- Exercise aim -
Your answer must be every line of the data that holds the string "JSON".
Input material START
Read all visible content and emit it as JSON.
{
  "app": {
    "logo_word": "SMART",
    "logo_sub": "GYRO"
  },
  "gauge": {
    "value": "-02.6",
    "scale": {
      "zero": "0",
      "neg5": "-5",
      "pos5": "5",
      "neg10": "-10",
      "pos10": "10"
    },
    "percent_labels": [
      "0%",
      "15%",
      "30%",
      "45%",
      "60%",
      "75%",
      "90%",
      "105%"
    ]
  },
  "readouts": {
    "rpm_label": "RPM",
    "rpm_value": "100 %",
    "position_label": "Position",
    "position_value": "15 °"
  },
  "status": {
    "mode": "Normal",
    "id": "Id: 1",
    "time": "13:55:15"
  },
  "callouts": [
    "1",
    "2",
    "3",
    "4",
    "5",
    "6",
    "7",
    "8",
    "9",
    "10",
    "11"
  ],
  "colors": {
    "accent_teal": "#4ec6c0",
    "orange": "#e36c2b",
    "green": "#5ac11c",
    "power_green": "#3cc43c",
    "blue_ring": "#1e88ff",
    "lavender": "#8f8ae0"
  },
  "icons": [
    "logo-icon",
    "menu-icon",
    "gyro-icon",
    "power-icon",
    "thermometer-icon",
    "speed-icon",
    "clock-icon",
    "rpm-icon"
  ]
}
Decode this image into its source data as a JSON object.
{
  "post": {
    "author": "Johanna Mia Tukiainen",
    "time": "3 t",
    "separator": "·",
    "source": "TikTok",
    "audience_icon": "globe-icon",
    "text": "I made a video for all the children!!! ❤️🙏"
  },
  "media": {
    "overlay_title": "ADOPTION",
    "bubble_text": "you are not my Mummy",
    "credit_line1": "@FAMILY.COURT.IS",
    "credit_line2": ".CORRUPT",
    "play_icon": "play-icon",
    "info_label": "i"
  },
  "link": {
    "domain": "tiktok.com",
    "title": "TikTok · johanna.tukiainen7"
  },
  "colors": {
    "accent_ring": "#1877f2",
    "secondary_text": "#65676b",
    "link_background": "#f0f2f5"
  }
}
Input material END
- Reply -
Read all visible content and emit it as JSON.
Decode this image into its source data as a JSON object.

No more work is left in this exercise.